Is humor rare? There are plenty of wonderful comic writers. I like Flann O’Brien and Charles Portis, for starters. Of course, one of them has been dead for a long time. Even supposedly “dark” writers like Kafka, Flannery O’Connor and Beckett have a great deal of humor in their work. Tom Franklin’s novel SMONK, which is very, very violent and harsh, is also comic—insanely so. Barry Hannah, George Saunders, Philip Roth, James Whorton, George Singleton, Lorrie Moore, I could go on naming funny writers. Donald Barthleme, Grace Paley, Robert Coover. I think humor is a natural inclination for some people. I believe the combination of CRACKERS by Roy Blount, Jr., and WITHOUT FEATHERS by Woody Allen, both first read when I was an unformed glob, is still echoing in my work right now. I once heard Saunders talk about giving himself permission to be funny, and how that opened up his writing. If humor is a rarity, maybe it’s because people who feel funny inside don’t give themselves permission to let it out in the “serious” literary world. Humor is personal—I mean reactions to humor. So if you write humorous things, you accept right off the bat that half the people who read your stuff might hate it. Perhaps that’s another discouraging factor.
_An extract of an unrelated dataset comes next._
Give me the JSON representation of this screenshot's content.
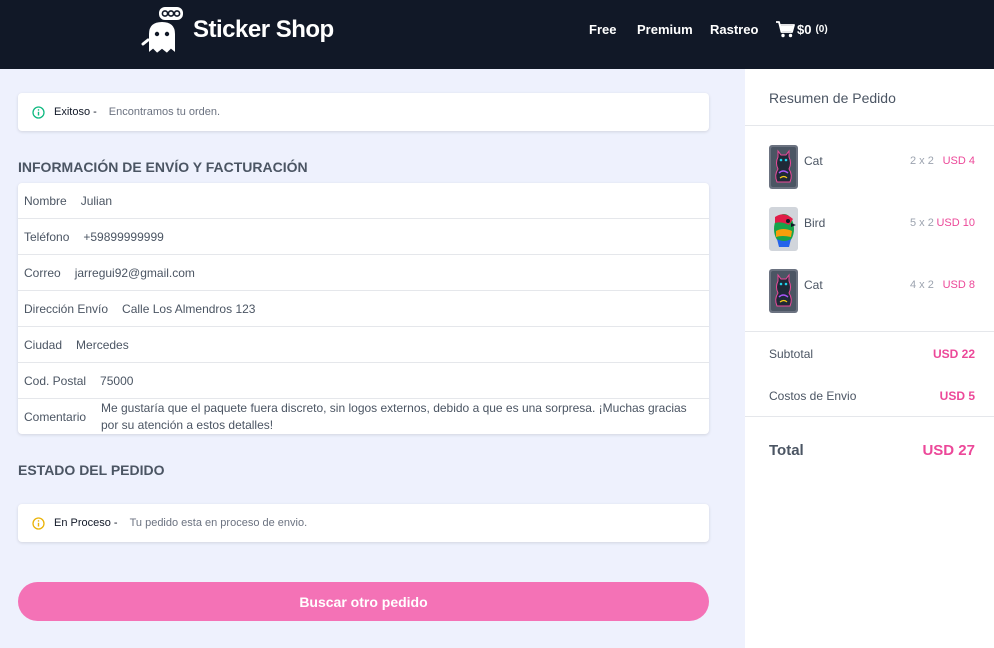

Do you believe that all fictional characters fall into an archetype—the hero, the shadow, the trickster, the guardian, and so on? If so, what role does the baby, “Taco Foot,” play in this story?
Sometimes a baby is just a baby.
I can’t help but ask: How does the mind of Jack Pendarvis work? Where do your ideas and characters come from?
My characters seem to pop out in one of two ways: I’ll see or hear something to which I have a strong reaction, or I’ll take a fleeting thought, a mild phobia, the kind of thing we normally push straight to the back of the mind, and I’ll nurse it and worry with it and try to follow it to its most extreme and absurd conclusion. As an example of the first way, I was watching an actress being interviewed by Conan O’Brien and what she was saying—and O’Brien’s reactions—struck me as unbearable for some reason. All of a sudden, there was a fully formed character in my head… a sensitive teenage fundamentalist with a crush on the actress. The whole title novella of my second book, YOUR BODY IS CHANGING, spun itself out of that little segment on the Conan O’Brien show.
Tell us about your novel, AWESOME, which is forthcoming from MacAdam/Cage in July of 2008. It’s a tall tale, right?
AWESOME is about a happy, rich, sexy, handsome giant who goes on a scavenger hunt. In another example of reacting to something external, I saw a guy walking around wearing a bowler hat, just out on the sidewalk in Atlanta, and this line popped into my head: “Man, I look fantastic in this derby.” The character emerged from that line. Also, at the time I had been bemused by the critical consensus (even in good reviews) that I write about “losers.” I had been wondering a lot about what people think a “winner” is. Is it a happy, rich, sexy, handsome giant? But the way I wrote him, I suppose everyone will say that he’s a loser, too.
SLQ completed issue 18 at the close of summer and launched this issue, 19, on the threshold of winter. During the three months in between, the crops were harvested, the leaves fell, the rain returned, temperatures dropped, darkness lengthened. Death in increments. How does the turning of the seasons affect your “muse,” your inspiration?
To tell you the truth, I’m very suggestible, and if I start writing a book in the winter, all the characters are wearing coats and they’re chilly all the time. In the summer, I write about people who are hot and sweating. That’s fine for a short story, but with a novel I keep having to remind myself to keep things consistent, and not just dumbly react to the temperature of the room in which I’m writing.